WORK TO BE COMPLETED — Whenever a line in the records below holds the string "thumb", include it in the count, and state the number alone.

####################

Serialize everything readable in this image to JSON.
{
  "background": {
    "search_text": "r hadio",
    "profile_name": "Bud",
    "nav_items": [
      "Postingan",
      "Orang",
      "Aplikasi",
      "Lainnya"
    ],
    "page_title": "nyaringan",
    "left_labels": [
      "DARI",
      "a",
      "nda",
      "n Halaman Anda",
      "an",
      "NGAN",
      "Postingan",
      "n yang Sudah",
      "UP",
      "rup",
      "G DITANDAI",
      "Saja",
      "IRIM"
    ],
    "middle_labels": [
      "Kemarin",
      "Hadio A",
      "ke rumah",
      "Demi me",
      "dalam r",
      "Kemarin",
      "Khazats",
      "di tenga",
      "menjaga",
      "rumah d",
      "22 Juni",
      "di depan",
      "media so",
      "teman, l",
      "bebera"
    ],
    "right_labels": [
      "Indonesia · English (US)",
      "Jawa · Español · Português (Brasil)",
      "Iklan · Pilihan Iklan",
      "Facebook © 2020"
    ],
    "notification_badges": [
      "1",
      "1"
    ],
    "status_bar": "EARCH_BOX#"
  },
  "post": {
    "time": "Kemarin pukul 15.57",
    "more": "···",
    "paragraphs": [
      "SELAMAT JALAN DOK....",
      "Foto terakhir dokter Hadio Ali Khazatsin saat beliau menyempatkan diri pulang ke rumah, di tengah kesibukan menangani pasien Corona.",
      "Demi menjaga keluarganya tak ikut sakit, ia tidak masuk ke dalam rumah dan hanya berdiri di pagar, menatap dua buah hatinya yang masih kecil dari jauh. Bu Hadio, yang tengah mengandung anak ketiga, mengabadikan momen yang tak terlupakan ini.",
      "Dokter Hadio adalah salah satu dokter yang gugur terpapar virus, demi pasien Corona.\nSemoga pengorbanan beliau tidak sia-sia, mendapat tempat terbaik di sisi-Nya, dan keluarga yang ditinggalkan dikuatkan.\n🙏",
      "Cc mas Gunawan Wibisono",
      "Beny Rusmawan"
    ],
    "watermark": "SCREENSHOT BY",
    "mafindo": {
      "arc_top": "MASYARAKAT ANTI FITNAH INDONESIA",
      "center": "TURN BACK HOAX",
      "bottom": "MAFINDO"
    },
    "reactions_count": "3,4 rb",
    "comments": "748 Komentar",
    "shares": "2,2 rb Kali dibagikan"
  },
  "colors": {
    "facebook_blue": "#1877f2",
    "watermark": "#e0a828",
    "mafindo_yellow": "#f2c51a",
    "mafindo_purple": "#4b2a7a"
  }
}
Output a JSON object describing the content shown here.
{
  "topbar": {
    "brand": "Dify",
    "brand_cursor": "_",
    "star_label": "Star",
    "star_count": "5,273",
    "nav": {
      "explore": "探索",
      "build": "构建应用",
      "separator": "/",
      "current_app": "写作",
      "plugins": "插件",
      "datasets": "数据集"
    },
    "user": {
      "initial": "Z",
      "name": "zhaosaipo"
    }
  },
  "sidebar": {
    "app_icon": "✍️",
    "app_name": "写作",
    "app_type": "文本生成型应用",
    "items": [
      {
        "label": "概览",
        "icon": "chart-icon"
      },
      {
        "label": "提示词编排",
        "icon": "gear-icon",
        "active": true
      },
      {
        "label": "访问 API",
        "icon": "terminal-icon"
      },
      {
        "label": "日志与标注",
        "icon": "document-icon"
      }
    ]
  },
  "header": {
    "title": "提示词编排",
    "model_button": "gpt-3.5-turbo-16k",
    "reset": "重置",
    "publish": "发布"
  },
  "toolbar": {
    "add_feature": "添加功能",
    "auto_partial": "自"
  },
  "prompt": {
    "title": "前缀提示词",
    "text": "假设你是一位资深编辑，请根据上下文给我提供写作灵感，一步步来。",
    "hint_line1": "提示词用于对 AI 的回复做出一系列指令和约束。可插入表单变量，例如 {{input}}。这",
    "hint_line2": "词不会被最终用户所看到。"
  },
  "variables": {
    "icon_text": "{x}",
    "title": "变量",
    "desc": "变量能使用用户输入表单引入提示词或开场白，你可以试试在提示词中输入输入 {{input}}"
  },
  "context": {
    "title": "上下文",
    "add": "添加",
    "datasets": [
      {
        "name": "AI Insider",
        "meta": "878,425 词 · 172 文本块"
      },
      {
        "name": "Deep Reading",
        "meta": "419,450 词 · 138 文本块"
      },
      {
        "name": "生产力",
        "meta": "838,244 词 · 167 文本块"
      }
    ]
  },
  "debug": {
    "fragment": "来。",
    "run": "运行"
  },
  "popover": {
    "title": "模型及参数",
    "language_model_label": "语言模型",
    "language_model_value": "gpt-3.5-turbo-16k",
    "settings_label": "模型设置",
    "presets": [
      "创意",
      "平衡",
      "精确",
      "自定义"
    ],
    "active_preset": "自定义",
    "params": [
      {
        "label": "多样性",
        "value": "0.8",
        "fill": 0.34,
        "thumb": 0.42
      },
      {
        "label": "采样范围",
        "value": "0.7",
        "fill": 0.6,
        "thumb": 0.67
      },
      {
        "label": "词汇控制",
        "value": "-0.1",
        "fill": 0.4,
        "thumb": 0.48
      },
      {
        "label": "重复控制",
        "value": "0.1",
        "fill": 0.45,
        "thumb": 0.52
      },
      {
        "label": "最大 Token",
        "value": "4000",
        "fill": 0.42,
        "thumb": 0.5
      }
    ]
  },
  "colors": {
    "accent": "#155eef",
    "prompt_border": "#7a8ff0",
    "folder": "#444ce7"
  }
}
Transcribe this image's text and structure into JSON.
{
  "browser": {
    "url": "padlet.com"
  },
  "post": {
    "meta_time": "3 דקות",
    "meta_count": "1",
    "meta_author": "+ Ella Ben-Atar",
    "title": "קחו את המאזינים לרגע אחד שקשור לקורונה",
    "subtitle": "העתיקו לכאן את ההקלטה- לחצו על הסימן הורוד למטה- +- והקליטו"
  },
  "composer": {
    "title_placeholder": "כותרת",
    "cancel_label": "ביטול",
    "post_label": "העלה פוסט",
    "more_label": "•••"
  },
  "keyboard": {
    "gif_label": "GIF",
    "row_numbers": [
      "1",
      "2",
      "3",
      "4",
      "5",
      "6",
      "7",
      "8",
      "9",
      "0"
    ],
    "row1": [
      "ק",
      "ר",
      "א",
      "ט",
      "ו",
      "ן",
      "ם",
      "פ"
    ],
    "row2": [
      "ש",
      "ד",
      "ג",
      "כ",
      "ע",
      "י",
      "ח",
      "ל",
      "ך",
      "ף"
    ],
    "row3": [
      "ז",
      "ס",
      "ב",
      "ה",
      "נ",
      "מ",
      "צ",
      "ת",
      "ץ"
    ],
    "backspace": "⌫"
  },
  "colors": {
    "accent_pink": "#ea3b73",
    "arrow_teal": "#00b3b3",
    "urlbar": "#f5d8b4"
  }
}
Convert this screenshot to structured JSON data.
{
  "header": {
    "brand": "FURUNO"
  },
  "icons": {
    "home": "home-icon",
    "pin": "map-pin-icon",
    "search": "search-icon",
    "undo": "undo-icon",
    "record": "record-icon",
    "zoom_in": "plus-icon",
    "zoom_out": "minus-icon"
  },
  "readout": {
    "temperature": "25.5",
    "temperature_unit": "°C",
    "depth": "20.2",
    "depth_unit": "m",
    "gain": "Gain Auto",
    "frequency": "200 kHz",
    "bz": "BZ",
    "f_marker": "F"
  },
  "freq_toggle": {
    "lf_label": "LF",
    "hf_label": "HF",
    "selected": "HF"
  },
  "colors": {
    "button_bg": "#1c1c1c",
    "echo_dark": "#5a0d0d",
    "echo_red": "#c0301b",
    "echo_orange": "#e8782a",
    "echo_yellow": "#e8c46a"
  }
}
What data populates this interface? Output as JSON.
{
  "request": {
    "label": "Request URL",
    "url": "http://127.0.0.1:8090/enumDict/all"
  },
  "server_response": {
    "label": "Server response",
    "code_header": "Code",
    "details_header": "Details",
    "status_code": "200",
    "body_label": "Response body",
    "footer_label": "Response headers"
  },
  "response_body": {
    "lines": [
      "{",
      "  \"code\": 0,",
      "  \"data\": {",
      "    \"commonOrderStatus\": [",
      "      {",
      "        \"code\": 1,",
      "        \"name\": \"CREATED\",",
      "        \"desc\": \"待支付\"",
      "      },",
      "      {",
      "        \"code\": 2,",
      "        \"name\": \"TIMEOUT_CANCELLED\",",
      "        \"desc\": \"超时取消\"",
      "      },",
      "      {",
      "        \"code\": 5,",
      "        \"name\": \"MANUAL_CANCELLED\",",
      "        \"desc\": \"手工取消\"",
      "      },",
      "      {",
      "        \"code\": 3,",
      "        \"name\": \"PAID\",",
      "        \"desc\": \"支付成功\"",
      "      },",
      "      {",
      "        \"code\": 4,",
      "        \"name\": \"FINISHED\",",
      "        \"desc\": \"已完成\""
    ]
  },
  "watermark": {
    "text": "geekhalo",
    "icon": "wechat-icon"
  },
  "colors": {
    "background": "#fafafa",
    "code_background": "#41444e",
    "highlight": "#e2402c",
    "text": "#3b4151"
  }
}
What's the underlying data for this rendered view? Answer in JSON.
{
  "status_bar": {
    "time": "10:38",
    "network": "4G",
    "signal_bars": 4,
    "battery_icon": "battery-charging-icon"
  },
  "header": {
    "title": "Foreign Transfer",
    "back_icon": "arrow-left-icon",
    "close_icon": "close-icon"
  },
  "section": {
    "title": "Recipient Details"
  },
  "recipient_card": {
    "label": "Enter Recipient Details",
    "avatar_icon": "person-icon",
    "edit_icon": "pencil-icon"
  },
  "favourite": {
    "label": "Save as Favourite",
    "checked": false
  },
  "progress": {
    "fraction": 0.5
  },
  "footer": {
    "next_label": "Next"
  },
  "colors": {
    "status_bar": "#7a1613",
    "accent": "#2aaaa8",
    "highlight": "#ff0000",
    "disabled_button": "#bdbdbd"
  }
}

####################

RESULT FOR THIS TASK — 5